++++ Data records ++++

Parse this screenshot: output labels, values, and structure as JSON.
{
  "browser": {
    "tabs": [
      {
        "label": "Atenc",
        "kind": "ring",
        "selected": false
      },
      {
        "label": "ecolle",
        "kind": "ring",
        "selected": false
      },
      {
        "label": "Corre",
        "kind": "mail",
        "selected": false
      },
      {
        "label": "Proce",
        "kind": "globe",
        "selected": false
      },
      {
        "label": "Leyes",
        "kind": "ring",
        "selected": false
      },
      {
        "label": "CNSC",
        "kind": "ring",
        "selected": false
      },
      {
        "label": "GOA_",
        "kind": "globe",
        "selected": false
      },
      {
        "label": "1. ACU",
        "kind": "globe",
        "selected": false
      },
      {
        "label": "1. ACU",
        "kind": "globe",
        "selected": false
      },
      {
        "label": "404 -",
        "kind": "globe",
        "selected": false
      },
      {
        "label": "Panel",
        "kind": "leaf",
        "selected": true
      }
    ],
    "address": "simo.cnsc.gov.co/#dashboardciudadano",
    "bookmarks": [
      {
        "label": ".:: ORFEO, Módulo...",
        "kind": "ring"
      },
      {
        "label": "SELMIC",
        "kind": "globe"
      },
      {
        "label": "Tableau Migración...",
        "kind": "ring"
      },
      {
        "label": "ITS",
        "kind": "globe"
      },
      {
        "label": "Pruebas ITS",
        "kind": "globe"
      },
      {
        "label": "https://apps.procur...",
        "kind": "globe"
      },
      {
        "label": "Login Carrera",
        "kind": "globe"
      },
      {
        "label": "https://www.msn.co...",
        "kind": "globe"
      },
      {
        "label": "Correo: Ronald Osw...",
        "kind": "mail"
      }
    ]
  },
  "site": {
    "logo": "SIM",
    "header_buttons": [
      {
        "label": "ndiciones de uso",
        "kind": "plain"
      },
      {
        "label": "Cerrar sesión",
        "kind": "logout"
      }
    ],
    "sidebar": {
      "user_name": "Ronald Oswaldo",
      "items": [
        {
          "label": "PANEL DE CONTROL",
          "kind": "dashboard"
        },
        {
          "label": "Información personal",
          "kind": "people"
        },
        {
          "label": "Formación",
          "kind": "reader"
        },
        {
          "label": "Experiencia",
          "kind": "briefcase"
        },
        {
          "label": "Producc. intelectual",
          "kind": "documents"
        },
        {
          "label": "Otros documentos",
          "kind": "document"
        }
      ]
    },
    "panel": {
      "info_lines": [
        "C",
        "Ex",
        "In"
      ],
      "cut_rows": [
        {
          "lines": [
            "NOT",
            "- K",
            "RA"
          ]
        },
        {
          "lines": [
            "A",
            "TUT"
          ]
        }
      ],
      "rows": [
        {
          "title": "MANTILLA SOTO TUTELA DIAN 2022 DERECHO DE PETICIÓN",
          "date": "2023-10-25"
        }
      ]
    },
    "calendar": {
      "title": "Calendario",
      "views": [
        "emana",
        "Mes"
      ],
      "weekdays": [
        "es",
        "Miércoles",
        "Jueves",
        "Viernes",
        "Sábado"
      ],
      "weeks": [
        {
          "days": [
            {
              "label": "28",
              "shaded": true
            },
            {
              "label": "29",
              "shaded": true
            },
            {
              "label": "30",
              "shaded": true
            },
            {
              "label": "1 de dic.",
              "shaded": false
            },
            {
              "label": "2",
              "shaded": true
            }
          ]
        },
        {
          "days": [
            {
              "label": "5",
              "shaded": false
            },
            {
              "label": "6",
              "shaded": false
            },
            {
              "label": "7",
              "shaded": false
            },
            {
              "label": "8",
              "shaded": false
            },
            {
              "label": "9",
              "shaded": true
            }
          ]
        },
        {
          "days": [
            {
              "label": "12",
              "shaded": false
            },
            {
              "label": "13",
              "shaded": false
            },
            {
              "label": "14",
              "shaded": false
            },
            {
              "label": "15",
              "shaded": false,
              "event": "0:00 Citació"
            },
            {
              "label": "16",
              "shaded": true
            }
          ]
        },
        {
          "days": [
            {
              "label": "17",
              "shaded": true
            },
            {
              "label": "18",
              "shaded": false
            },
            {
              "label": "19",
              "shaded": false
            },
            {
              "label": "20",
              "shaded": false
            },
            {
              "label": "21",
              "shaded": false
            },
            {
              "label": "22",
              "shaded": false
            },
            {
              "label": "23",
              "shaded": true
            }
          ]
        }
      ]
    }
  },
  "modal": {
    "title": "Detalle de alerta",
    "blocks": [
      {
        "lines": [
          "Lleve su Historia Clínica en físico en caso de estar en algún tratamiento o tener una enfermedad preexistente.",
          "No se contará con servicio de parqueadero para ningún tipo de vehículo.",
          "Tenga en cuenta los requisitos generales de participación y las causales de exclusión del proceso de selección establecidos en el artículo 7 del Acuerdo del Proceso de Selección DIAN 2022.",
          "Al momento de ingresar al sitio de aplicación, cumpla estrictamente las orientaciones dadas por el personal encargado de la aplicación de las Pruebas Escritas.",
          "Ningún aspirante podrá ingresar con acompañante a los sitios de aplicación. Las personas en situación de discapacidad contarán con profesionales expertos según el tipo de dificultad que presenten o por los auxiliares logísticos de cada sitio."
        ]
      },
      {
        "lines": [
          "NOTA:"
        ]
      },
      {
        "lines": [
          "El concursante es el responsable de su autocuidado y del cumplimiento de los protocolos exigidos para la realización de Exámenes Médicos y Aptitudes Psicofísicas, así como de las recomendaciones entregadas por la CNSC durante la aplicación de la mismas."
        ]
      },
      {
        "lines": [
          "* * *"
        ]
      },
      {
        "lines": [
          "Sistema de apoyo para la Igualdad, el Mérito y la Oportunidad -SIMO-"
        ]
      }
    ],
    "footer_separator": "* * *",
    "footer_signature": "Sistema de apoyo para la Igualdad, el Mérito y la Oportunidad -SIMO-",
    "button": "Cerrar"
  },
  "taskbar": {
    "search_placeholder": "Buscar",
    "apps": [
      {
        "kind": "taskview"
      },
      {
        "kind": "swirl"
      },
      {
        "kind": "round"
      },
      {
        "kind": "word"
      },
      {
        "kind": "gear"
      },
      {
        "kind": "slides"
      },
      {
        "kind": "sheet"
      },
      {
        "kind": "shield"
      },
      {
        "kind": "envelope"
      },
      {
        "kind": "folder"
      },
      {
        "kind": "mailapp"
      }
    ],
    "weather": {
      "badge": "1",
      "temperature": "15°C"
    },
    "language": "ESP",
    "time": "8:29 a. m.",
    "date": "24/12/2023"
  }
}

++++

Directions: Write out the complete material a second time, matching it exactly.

Result of this exercise:
Parse this screenshot: output labels, values, and structure as JSON.
{
  "browser": {
    "tabs": [
      {
        "label": "Atenc",
        "kind": "ring",
        "selected": false
      },
      {
        "label": "ecolle",
        "kind": "ring",
        "selected": false
      },
      {
        "label": "Corre",
        "kind": "mail",
        "selected": false
      },
      {
        "label": "Proce",
        "kind": "globe",
        "selected": false
      },
      {
        "label": "Leyes",
        "kind": "ring",
        "selected": false
      },
      {
        "label": "CNSC",
        "kind": "ring",
        "selected": false
      },
      {
        "label": "GOA_",
        "kind": "globe",
        "selected": false
      },
      {
        "label": "1. ACU",
        "kind": "globe",
        "selected": false
      },
      {
        "label": "1. ACU",
        "kind": "globe",
        "selected": false
      },
      {
        "label": "404 -",
        "kind": "globe",
        "selected": false
      },
      {
        "label": "Panel",
        "kind": "leaf",
        "selected": true
      }
    ],
    "address": "simo.cnsc.gov.co/#dashboardciudadano",
    "bookmarks": [
      {
        "label": ".:: ORFEO, Módulo...",
        "kind": "ring"
      },
      {
        "label": "SELMIC",
        "kind": "globe"
      },
      {
        "label": "Tableau Migración...",
        "kind": "ring"
      },
      {
        "label": "ITS",
        "kind": "globe"
      },
      {
        "label": "Pruebas ITS",
        "kind": "globe"
      },
      {
        "label": "https://apps.procur...",
        "kind": "globe"
      },
      {
        "label": "Login Carrera",
        "kind": "globe"
      },
      {
        "label": "https://www.msn.co...",
        "kind": "globe"
      },
      {
        "label": "Correo: Ronald Osw...",
        "kind": "mail"
      }
    ]
  },
  "site": {
    "logo": "SIM",
    "header_buttons": [
      {
        "label": "ndiciones de uso",
        "kind": "plain"
      },
      {
        "label": "Cerrar sesión",
        "kind": "logout"
      }
    ],
    "sidebar": {
      "user_name": "Ronald Oswaldo",
      "items": [
        {
          "label": "PANEL DE CONTROL",
          "kind": "dashboard"
        },
        {
          "label": "Información personal",
          "kind": "people"
        },
        {
          "label": "Formación",
          "kind": "reader"
        },
        {
          "label": "Experiencia",
          "kind": "briefcase"
        },
        {
          "label": "Producc. intelectual",
          "kind": "documents"
        },
        {
          "label": "Otros documentos",
          "kind": "document"
        }
      ]
    },
    "panel": {
      "info_lines": [
        "C",
        "Ex",
        "In"
      ],
      "cut_rows": [
        {
          "lines": [
            "NOT",
            "- K",
            "RA"
          ]
        },
        {
          "lines": [
            "A",
            "TUT"
          ]
        }
      ],
      "rows": [
        {
          "title": "MANTILLA SOTO TUTELA DIAN 2022 DERECHO DE PETICIÓN",
          "date": "2023-10-25"
        }
      ]
    },
    "calendar": {
      "title": "Calendario",
      "views": [
        "emana",
        "Mes"
      ],
      "weekdays": [
        "es",
        "Miércoles",
        "Jueves",
        "Viernes",
        "Sábado"
      ],
      "weeks": [
        {
          "days": [
            {
              "label": "28",
              "shaded": true
            },
            {
              "label": "29",
              "shaded": true
            },
            {
              "label": "30",
              "shaded": true
            },
            {
              "label": "1 de dic.",
              "shaded": false
            },
            {
              "label": "2",
              "shaded": true
            }
          ]
        },
        {
          "days": [
            {
              "label": "5",
              "shaded": false
            },
            {
              "label": "6",
              "shaded": false
            },
            {
              "label": "7",
              "shaded": false
            },
            {
              "label": "8",
              "shaded": false
            },
            {
              "label": "9",
              "shaded": true
            }
          ]
        },
        {
          "days": [
            {
              "label": "12",
              "shaded": false
            },
            {
              "label": "13",
              "shaded": false
            },
            {
              "label": "14",
              "shaded": false
            },
            {
              "label": "15",
              "shaded": false,
              "event": "0:00 Citació"
            },
            {
              "label": "16",
              "shaded": true
            }
          ]
        },
        {
          "days": [
            {
              "label": "17",
              "shaded": true
            },
            {
              "label": "18",
              "shaded": false
            },
            {
              "label": "19",
              "shaded": false
            },
            {
              "label": "20",
              "shaded": false
            },
            {
              "label": "21",
              "shaded": false
            },
            {
              "label": "22",
              "shaded": false
            },
            {
              "label": "23",
              "shaded": true
            }
          ]
        }
      ]
    }
  },
  "modal": {
    "title": "Detalle de alerta",
    "blocks": [
      {
        "lines": [
          "Lleve su Historia Clínica en físico en caso de estar en algún tratamiento o tener una enfermedad preexistente.",
          "No se contará con servicio de parqueadero para ningún tipo de vehículo.",
          "Tenga en cuenta los requisitos generales de participación y las causales de exclusión del proceso de selección establecidos en el artículo 7 del Acuerdo del Proceso de Selección DIAN 2022.",
          "Al momento de ingresar al sitio de aplicación, cumpla estrictamente las orientaciones dadas por el personal encargado de la aplicación de las Pruebas Escritas.",
          "Ningún aspirante podrá ingresar con acompañante a los sitios de aplicación. Las personas en situación de discapacidad contarán con profesionales expertos según el tipo de dificultad que presenten o por los auxiliares logísticos de cada sitio."
        ]
      },
      {
        "lines": [
          "NOTA:"
        ]
      },
      {
        "lines": [
          "El concursante es el responsable de su autocuidado y del cumplimiento de los protocolos exigidos para la realización de Exámenes Médicos y Aptitudes Psicofísicas, así como de las recomendaciones entregadas por la CNSC durante la aplicación de la mismas."
        ]
      },
      {
        "lines": [
          "* * *"
        ]
      },
      {
        "lines": [
          "Sistema de apoyo para la Igualdad, el Mérito y la Oportunidad -SIMO-"
        ]
      }
    ],
    "footer_separator": "* * *",
    "footer_signature": "Sistema de apoyo para la Igualdad, el Mérito y la Oportunidad -SIMO-",
    "button": "Cerrar"
  },
  "taskbar": {
    "search_placeholder": "Buscar",
    "apps": [
      {
        "kind": "taskview"
      },
      {
        "kind": "swirl"
      },
      {
        "kind": "round"
      },
      {
        "kind": "word"
      },
      {
        "kind": "gear"
      },
      {
        "kind": "slides"
      },
      {
        "kind": "sheet"
      },
      {
        "kind": "shield"
      },
      {
        "kind": "envelope"
      },
      {
        "kind": "folder"
      },
      {
        "kind": "mailapp"
      }
    ],
    "weather": {
      "badge": "1",
      "temperature": "15°C"
    },
    "language": "ESP",
    "time": "8:29 a. m.",
    "date": "24/12/2023"
  }
}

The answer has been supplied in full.